Dataset rows describing interfaces
-------------------------

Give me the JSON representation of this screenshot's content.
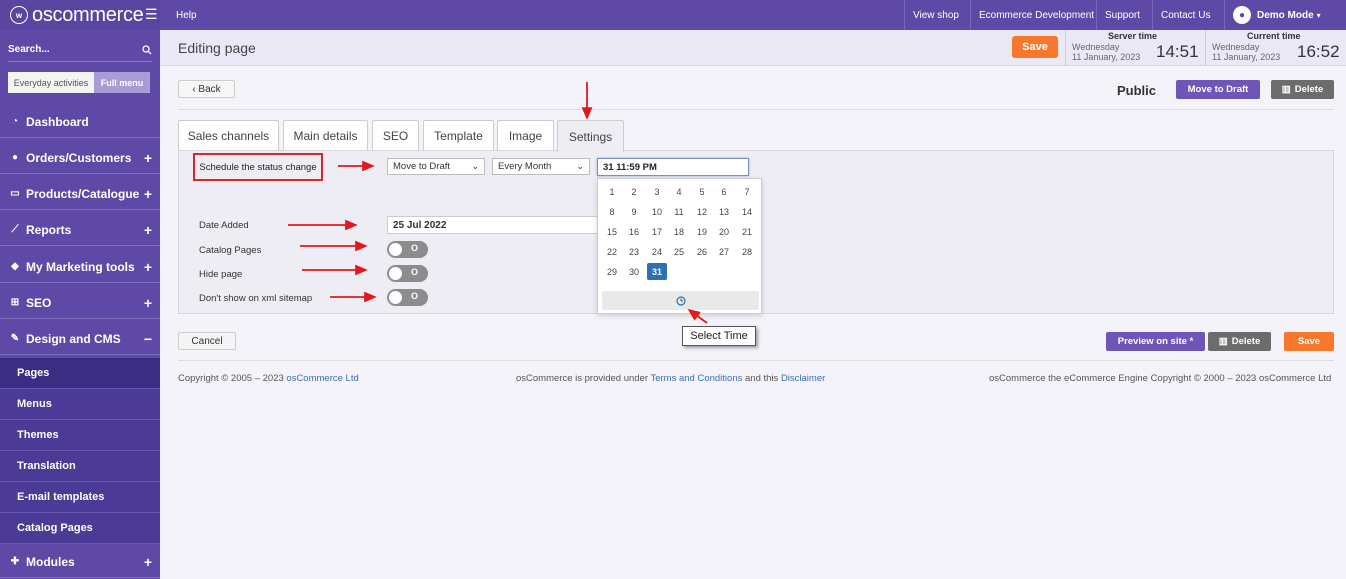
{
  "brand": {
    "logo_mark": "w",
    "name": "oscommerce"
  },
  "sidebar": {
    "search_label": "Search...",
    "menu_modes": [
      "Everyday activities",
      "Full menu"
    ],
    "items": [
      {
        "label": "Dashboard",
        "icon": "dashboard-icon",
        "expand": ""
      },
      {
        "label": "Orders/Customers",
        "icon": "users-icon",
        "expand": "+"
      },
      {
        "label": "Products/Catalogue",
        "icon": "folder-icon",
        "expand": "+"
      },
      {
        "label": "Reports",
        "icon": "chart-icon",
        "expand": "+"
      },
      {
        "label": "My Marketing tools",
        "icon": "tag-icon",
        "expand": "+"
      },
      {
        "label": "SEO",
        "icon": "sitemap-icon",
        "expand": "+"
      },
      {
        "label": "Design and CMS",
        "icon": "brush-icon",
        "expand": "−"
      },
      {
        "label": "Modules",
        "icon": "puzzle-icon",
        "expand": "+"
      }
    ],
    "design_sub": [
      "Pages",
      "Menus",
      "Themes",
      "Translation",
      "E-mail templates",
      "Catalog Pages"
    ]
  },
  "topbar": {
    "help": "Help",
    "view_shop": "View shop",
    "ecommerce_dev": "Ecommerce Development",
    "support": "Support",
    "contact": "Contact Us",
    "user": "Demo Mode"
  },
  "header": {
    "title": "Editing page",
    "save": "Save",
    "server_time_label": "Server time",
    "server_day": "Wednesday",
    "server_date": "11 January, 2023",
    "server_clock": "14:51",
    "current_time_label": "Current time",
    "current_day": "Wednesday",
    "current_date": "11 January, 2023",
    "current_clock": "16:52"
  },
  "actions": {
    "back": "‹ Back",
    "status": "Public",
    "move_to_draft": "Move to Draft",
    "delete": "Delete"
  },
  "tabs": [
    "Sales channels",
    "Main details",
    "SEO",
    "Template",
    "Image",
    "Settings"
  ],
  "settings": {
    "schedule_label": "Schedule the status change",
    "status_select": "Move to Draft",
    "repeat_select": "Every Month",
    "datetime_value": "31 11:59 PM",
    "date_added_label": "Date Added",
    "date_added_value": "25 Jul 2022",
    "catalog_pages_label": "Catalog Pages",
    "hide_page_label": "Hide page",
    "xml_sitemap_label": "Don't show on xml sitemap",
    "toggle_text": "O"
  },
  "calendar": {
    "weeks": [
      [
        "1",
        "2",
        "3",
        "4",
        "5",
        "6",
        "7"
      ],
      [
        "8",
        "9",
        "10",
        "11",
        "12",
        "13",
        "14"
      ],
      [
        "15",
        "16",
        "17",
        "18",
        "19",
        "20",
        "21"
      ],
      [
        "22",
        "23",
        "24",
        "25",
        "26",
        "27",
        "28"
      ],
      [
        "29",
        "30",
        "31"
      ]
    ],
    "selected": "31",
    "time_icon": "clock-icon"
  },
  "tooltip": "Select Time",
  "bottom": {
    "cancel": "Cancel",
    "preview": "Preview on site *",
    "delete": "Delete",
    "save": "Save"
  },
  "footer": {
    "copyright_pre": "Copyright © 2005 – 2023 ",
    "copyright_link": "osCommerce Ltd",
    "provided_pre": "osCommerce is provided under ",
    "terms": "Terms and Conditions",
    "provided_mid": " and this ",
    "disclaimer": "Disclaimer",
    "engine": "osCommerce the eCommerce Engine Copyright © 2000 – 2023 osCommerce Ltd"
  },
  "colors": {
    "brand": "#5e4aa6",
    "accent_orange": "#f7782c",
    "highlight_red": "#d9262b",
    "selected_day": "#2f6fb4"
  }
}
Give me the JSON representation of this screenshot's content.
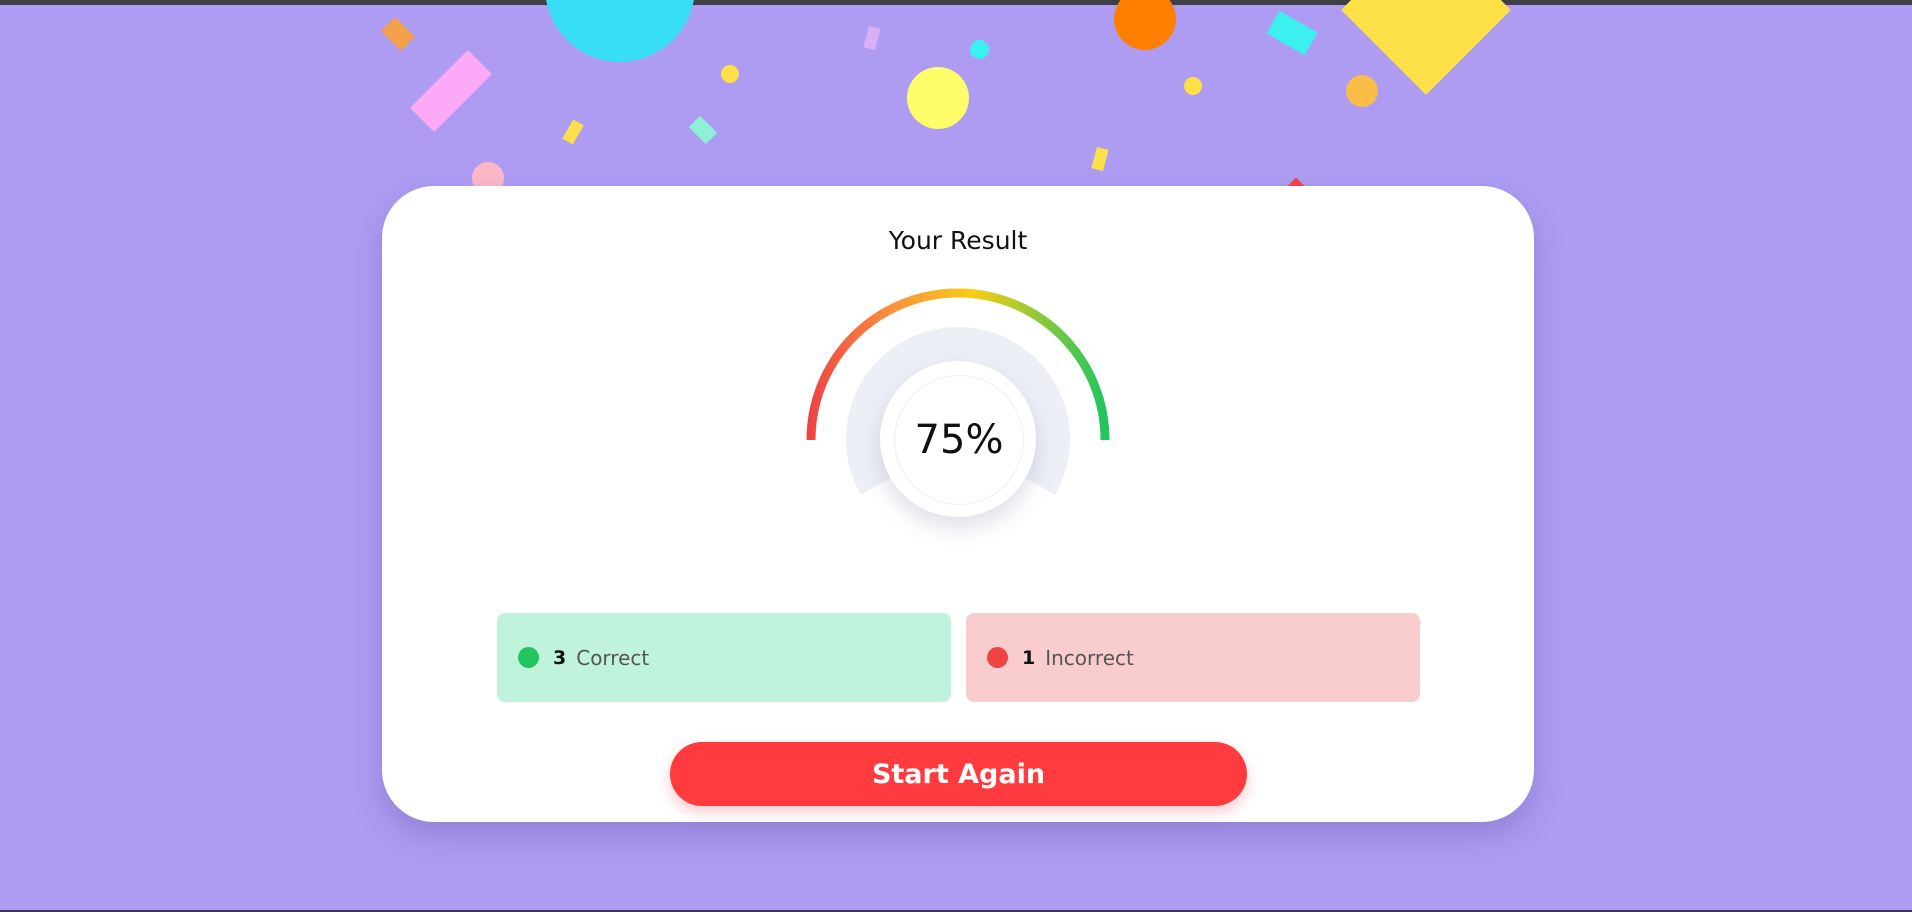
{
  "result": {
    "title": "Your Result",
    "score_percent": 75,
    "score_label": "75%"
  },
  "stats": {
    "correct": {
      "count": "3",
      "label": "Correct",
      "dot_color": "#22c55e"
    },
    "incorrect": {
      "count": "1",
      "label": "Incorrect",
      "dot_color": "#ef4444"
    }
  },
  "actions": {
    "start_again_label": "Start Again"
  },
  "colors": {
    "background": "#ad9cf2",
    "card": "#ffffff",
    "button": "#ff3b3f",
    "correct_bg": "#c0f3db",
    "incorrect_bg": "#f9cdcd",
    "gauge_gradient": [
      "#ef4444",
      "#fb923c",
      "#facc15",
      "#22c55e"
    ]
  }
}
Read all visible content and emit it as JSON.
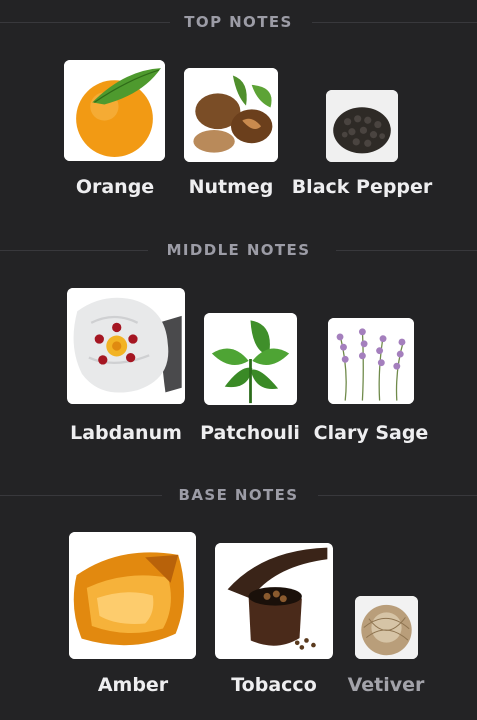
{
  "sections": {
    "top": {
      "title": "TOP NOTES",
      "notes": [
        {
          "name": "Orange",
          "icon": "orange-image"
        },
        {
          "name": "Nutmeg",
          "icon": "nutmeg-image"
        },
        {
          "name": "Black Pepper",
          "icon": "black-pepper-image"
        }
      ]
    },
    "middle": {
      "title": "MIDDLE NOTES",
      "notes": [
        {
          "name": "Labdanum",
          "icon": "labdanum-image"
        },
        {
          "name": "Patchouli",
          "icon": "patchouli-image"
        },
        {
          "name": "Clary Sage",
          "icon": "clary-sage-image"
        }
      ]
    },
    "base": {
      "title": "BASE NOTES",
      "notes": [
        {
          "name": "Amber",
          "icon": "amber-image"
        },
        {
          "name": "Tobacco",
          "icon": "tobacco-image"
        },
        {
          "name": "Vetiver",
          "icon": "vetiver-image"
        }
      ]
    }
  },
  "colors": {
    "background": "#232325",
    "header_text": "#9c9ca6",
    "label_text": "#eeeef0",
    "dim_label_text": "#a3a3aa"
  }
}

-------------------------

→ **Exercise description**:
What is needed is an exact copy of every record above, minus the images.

→ **Solution to the problem**:
Give me the JSON representation of this screenshot's content.
{
  "brand": {
    "logo_mark": "w",
    "name": "oscommerce"
  },
  "sidebar": {
    "search_label": "Search...",
    "menu_modes": [
      "Everyday activities",
      "Full menu"
    ],
    "items": [
      {
        "label": "Dashboard",
        "icon": "dashboard-icon",
        "expand": ""
      },
      {
        "label": "Orders/Customers",
        "icon": "users-icon",
        "expand": "+"
      },
      {
        "label": "Products/Catalogue",
        "icon": "folder-icon",
        "expand": "+"
      },
      {
        "label": "Reports",
        "icon": "chart-icon",
        "expand": "+"
      },
      {
        "label": "My Marketing tools",
        "icon": "tag-icon",
        "expand": "+"
      },
      {
        "label": "SEO",
        "icon": "sitemap-icon",
        "expand": "+"
      },
      {
        "label": "Design and CMS",
        "icon": "brush-icon",
        "expand": "−"
      },
      {
        "label": "Modules",
        "icon": "puzzle-icon",
        "expand": "+"
      }
    ],
    "design_sub": [
      "Pages",
      "Menus",
      "Themes",
      "Translation",
      "E-mail templates",
      "Catalog Pages"
    ]
  },
  "topbar": {
    "help": "Help",
    "view_shop": "View shop",
    "ecommerce_dev": "Ecommerce Development",
    "support": "Support",
    "contact": "Contact Us",
    "user": "Demo Mode"
  },
  "header": {
    "title": "Editing page",
    "save": "Save",
    "server_time_label": "Server time",
    "server_day": "Wednesday",
    "server_date": "11 January, 2023",
    "server_clock": "14:51",
    "current_time_label": "Current time",
    "current_day": "Wednesday",
    "current_date": "11 January, 2023",
    "current_clock": "16:52"
  },
  "actions": {
    "back": "‹ Back",
    "status": "Public",
    "move_to_draft": "Move to Draft",
    "delete": "Delete"
  },
  "tabs": [
    "Sales channels",
    "Main details",
    "SEO",
    "Template",
    "Image",
    "Settings"
  ],
  "settings": {
    "schedule_label": "Schedule the status change",
    "status_select": "Move to Draft",
    "repeat_select": "Every Month",
    "datetime_value": "31 11:59 PM",
    "date_added_label": "Date Added",
    "date_added_value": "25 Jul 2022",
    "catalog_pages_label": "Catalog Pages",
    "hide_page_label": "Hide page",
    "xml_sitemap_label": "Don't show on xml sitemap",
    "toggle_text": "O"
  },
  "calendar": {
    "weeks": [
      [
        "1",
        "2",
        "3",
        "4",
        "5",
        "6",
        "7"
      ],
      [
        "8",
        "9",
        "10",
        "11",
        "12",
        "13",
        "14"
      ],
      [
        "15",
        "16",
        "17",
        "18",
        "19",
        "20",
        "21"
      ],
      [
        "22",
        "23",
        "24",
        "25",
        "26",
        "27",
        "28"
      ],
      [
        "29",
        "30",
        "31"
      ]
    ],
    "selected": "31",
    "time_icon": "clock-icon"
  },
  "tooltip": "Select Time",
  "bottom": {
    "cancel": "Cancel",
    "preview": "Preview on site *",
    "delete": "Delete",
    "save": "Save"
  },
  "footer": {
    "copyright_pre": "Copyright © 2005 – 2023 ",
    "copyright_link": "osCommerce Ltd",
    "provided_pre": "osCommerce is provided under ",
    "terms": "Terms and Conditions",
    "provided_mid": " and this ",
    "disclaimer": "Disclaimer",
    "engine": "osCommerce the eCommerce Engine Copyright © 2000 – 2023 osCommerce Ltd"
  },
  "colors": {
    "brand": "#5e4aa6",
    "accent_orange": "#f7782c",
    "highlight_red": "#d9262b",
    "selected_day": "#2f6fb4"
  }
}
Give me the JSON representation of this screenshot's content.
{
  "result": {
    "title": "Your Result",
    "score_percent": 75,
    "score_label": "75%"
  },
  "stats": {
    "correct": {
      "count": "3",
      "label": "Correct",
      "dot_color": "#22c55e"
    },
    "incorrect": {
      "count": "1",
      "label": "Incorrect",
      "dot_color": "#ef4444"
    }
  },
  "actions": {
    "start_again_label": "Start Again"
  },
  "colors": {
    "background": "#ad9cf2",
    "card": "#ffffff",
    "button": "#ff3b3f",
    "correct_bg": "#c0f3db",
    "incorrect_bg": "#f9cdcd",
    "gauge_gradient": [
      "#ef4444",
      "#fb923c",
      "#facc15",
      "#22c55e"
    ]
  }
}
Read all visible content and emit it as JSON.
{
  "sections": {
    "top": {
      "title": "TOP NOTES",
      "notes": [
        {
          "name": "Orange",
          "icon": "orange-image"
        },
        {
          "name": "Nutmeg",
          "icon": "nutmeg-image"
        },
        {
          "name": "Black Pepper",
          "icon": "black-pepper-image"
        }
      ]
    },
    "middle": {
      "title": "MIDDLE NOTES",
      "notes": [
        {
          "name": "Labdanum",
          "icon": "labdanum-image"
        },
        {
          "name": "Patchouli",
          "icon": "patchouli-image"
        },
        {
          "name": "Clary Sage",
          "icon": "clary-sage-image"
        }
      ]
    },
    "base": {
      "title": "BASE NOTES",
      "notes": [
        {
          "name": "Amber",
          "icon": "amber-image"
        },
        {
          "name": "Tobacco",
          "icon": "tobacco-image"
        },
        {
          "name": "Vetiver",
          "icon": "vetiver-image"
        }
      ]
    }
  },
  "colors": {
    "background": "#232325",
    "header_text": "#9c9ca6",
    "label_text": "#eeeef0",
    "dim_label_text": "#a3a3aa"
  }
}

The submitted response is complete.